(Records excerpted from a collection)
───

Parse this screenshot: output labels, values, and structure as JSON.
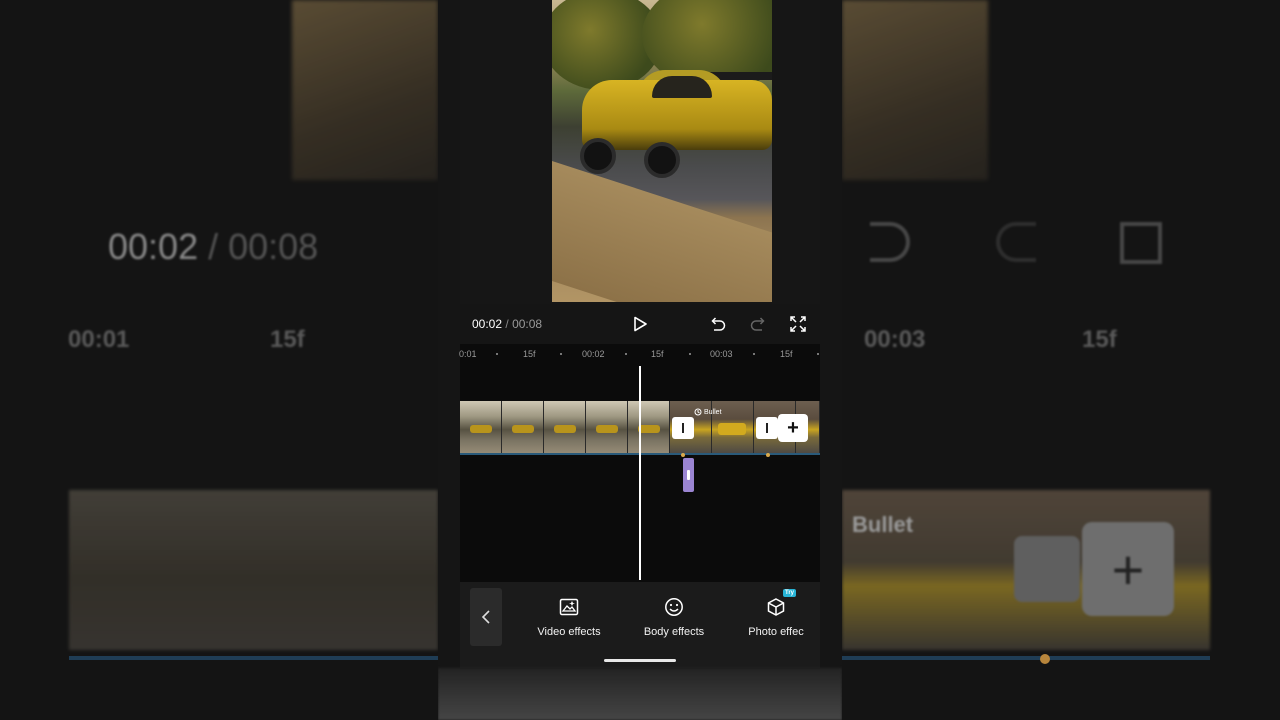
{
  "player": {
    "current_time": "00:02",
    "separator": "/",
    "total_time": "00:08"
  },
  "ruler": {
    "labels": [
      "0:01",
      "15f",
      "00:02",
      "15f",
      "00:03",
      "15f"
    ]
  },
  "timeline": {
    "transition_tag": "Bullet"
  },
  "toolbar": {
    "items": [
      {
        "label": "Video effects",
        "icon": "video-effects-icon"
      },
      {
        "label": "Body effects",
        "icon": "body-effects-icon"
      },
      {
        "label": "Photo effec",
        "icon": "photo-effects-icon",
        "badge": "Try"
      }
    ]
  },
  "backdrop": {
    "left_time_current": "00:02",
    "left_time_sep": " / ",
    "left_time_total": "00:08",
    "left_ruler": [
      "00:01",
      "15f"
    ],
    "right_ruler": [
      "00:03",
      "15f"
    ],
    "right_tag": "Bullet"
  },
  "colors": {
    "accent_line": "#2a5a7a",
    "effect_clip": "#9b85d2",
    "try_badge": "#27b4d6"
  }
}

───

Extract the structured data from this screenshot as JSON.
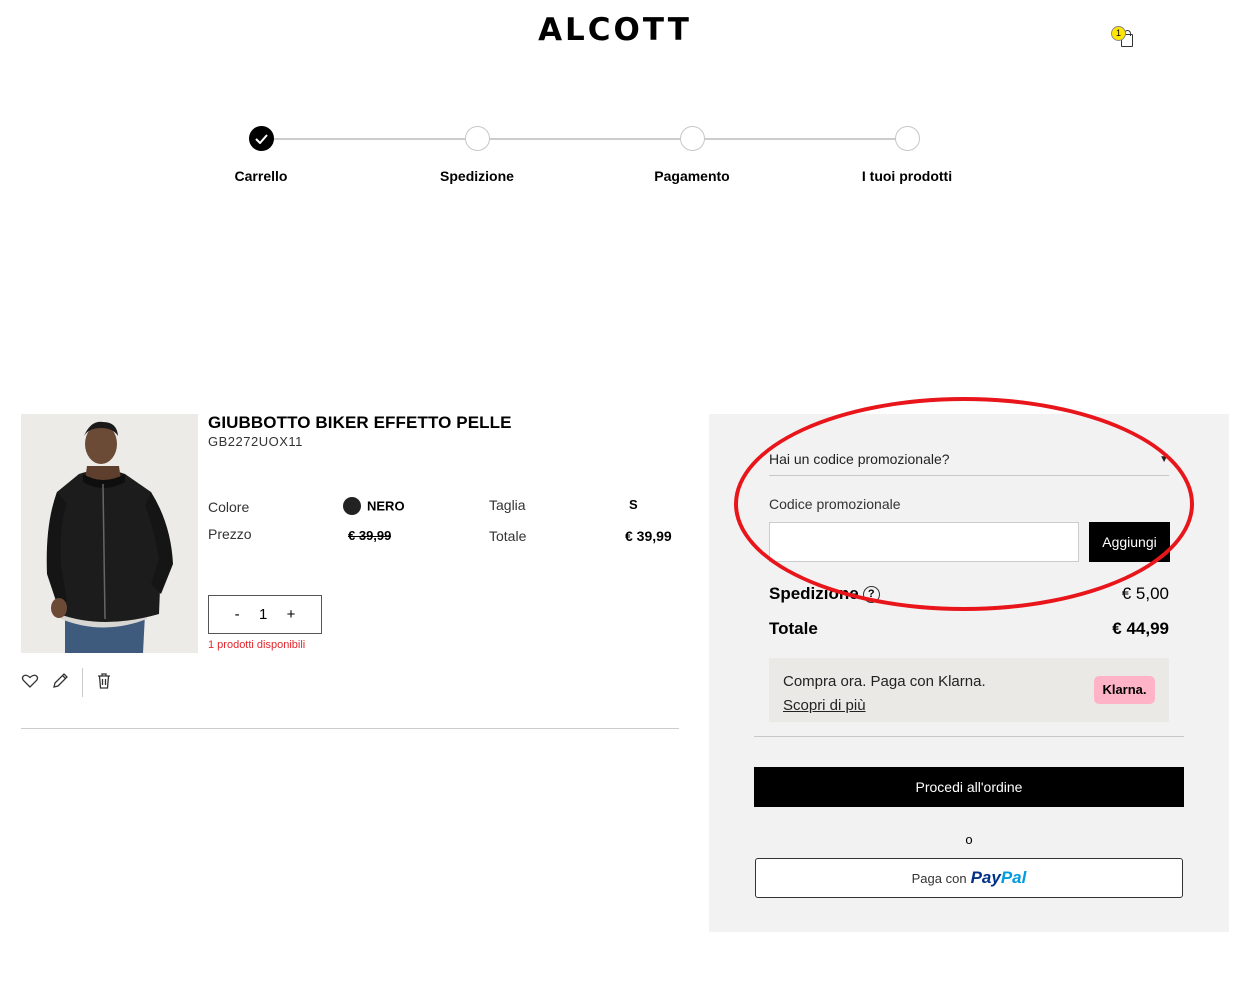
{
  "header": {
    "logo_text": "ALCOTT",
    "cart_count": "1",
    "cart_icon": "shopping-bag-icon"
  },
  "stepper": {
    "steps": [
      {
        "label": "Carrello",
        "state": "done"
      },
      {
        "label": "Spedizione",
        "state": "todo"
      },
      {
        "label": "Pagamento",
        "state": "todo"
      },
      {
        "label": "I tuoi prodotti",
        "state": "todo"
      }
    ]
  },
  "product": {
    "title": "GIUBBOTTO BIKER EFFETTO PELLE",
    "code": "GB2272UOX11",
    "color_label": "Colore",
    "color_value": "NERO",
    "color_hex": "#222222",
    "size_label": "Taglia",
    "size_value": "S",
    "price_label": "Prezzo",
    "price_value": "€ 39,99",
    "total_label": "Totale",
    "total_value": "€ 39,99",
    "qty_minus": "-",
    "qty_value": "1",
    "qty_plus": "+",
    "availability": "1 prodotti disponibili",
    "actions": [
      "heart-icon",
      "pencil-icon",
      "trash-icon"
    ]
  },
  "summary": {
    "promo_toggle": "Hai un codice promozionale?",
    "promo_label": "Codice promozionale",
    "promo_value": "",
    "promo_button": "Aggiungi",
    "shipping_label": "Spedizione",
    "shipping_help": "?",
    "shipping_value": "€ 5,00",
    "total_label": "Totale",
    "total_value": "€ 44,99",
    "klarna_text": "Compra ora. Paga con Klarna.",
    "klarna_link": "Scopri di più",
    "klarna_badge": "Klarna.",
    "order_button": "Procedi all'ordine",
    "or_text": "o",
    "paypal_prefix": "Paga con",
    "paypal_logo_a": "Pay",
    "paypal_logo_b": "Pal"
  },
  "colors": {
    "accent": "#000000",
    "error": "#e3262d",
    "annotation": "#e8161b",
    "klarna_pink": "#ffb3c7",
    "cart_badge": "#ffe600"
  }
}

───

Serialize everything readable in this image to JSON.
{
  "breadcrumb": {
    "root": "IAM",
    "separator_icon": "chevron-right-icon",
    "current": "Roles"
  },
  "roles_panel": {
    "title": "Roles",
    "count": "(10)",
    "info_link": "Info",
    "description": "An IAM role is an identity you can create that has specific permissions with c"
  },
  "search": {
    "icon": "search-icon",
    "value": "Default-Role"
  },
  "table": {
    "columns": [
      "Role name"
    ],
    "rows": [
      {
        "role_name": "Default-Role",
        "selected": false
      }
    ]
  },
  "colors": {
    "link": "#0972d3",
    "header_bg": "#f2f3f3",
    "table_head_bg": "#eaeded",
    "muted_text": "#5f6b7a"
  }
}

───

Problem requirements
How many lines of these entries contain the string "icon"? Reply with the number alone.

Solution for this task
9